What to work on — A single figure is wanted: the count of lines below containing the string "разборки".

Excerpts from an interface dataset —
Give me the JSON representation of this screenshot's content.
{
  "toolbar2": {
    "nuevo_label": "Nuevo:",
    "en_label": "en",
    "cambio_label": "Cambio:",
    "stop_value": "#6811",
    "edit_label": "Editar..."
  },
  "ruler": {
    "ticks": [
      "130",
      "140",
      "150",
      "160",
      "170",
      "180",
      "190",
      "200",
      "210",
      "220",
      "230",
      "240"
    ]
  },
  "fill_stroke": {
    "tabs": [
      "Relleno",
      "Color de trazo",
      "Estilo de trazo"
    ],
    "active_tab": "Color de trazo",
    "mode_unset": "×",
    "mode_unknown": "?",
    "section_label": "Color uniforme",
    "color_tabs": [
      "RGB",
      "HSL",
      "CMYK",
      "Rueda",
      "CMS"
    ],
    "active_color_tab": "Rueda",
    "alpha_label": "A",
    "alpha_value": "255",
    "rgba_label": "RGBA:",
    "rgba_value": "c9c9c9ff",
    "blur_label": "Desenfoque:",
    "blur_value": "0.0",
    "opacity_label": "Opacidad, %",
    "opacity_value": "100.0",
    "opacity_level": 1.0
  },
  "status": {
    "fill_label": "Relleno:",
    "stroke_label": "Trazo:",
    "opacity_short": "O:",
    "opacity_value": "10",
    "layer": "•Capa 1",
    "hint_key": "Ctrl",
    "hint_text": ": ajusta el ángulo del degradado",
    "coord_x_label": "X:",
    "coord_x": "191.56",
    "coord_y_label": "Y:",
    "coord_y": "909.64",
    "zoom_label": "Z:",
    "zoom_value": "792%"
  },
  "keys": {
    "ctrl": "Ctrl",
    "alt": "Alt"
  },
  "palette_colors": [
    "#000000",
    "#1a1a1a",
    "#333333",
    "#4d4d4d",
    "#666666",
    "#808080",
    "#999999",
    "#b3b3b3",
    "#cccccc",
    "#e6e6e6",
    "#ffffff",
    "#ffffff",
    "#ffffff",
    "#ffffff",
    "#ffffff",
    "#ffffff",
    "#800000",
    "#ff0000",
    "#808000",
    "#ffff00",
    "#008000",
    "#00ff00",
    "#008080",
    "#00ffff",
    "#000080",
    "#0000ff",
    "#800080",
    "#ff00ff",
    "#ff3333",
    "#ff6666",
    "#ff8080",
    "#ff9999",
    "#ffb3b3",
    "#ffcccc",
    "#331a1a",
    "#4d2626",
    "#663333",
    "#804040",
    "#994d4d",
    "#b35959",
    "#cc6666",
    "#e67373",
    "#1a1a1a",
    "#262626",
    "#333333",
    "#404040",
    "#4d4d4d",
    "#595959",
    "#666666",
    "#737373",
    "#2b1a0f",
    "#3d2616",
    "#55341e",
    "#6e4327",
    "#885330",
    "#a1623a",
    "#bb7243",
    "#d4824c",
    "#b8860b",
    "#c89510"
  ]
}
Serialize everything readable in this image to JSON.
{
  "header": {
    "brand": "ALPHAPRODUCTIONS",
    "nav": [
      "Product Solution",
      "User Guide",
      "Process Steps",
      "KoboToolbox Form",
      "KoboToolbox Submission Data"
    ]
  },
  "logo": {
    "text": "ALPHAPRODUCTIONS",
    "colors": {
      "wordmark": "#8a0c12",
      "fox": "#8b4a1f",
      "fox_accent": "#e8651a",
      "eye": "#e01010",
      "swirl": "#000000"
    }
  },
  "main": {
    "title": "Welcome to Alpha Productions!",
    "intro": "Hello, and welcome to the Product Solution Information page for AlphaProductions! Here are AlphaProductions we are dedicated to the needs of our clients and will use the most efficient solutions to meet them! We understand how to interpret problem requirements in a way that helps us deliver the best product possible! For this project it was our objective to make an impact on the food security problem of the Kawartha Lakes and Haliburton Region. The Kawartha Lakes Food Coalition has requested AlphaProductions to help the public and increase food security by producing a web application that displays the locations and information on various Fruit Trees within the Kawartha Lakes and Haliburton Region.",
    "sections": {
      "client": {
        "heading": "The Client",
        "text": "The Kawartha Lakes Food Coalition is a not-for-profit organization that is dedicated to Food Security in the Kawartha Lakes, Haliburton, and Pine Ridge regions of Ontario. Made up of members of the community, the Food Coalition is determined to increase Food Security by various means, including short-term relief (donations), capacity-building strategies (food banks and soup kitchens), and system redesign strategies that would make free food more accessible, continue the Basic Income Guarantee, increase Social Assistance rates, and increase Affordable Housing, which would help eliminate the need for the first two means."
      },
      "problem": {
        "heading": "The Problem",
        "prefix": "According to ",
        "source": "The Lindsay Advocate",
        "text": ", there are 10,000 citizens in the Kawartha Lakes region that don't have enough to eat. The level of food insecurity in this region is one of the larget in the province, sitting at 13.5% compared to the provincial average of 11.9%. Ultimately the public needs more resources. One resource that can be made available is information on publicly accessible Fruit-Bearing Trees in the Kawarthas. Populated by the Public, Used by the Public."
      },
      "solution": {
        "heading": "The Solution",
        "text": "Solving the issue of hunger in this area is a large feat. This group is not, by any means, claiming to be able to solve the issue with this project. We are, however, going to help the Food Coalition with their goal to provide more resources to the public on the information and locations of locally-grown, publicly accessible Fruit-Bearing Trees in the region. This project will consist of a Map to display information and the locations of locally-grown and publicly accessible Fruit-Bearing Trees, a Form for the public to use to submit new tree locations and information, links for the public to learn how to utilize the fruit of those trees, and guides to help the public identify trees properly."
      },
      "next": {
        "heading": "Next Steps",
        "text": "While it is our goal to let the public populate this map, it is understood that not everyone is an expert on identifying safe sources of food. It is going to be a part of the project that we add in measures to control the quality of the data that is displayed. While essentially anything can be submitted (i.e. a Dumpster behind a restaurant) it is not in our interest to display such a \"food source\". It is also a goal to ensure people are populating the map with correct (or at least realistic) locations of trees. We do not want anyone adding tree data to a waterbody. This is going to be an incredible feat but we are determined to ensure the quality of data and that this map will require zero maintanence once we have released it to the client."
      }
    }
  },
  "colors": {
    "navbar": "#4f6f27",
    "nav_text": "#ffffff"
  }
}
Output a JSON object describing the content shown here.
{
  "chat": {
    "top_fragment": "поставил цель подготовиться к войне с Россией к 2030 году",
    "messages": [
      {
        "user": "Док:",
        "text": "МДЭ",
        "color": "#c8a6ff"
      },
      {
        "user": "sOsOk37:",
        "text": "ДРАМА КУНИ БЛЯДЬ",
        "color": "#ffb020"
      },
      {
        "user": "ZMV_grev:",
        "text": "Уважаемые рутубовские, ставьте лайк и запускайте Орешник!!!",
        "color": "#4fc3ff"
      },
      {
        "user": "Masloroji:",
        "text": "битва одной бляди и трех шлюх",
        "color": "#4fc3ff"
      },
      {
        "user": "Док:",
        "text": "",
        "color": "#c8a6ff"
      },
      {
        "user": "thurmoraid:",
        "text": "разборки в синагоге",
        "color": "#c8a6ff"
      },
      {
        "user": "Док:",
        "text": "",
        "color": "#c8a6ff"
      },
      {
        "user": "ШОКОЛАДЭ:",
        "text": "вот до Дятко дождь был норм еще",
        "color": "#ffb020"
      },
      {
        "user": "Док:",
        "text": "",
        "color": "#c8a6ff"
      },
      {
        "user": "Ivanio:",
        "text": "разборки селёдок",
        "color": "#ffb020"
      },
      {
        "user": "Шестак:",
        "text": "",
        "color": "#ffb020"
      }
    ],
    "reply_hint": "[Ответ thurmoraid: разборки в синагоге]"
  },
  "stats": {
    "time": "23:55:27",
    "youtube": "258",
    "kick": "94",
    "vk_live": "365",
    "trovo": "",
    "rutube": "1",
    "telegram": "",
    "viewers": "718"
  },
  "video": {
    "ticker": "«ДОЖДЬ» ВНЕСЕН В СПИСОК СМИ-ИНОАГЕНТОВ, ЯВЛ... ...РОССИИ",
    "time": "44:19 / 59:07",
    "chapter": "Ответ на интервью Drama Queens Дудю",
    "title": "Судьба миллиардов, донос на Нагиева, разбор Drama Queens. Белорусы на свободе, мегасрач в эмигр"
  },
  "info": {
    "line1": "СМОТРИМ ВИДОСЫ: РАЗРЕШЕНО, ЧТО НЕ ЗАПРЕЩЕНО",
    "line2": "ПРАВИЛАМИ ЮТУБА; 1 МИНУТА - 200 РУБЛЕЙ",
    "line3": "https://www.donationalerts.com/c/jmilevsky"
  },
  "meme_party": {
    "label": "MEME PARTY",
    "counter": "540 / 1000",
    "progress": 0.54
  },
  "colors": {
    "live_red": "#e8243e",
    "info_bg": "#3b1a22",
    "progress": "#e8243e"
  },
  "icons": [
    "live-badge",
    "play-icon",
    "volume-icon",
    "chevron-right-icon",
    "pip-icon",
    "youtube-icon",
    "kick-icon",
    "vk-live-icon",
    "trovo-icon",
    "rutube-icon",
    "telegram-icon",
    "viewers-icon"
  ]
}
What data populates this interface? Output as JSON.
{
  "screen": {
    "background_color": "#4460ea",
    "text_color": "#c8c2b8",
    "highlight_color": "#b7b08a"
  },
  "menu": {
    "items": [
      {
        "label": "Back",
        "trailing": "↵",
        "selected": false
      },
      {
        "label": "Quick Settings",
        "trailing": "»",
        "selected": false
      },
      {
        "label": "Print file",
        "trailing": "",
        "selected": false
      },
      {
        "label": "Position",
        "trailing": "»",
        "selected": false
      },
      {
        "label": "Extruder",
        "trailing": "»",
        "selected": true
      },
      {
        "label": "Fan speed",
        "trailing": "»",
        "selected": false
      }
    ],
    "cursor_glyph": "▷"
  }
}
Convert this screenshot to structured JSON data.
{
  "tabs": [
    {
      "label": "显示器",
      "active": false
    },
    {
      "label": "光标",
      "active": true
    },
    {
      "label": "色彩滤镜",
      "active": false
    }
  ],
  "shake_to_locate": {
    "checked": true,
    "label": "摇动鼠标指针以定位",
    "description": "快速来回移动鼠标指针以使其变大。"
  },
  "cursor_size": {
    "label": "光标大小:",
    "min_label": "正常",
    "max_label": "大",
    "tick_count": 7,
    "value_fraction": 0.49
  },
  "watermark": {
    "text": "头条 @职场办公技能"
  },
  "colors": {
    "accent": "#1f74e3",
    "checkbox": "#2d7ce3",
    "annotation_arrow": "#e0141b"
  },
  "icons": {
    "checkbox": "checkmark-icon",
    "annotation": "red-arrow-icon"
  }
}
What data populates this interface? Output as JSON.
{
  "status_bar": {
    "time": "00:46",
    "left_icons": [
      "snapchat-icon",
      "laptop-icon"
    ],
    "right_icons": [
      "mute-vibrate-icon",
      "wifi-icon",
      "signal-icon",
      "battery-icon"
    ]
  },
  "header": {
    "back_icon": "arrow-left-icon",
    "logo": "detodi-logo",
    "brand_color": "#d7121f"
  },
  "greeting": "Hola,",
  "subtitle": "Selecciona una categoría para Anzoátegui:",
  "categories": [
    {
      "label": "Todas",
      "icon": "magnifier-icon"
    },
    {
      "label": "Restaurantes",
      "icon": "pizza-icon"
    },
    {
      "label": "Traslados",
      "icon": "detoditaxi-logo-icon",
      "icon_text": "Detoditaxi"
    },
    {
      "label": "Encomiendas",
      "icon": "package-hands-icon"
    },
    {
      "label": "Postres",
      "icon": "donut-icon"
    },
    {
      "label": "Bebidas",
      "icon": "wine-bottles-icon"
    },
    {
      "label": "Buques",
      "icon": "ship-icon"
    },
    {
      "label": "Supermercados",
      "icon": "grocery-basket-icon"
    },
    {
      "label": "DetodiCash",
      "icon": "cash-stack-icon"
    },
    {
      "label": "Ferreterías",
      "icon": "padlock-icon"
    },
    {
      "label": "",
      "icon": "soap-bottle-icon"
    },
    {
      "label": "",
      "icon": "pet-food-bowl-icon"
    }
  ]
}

Result — 3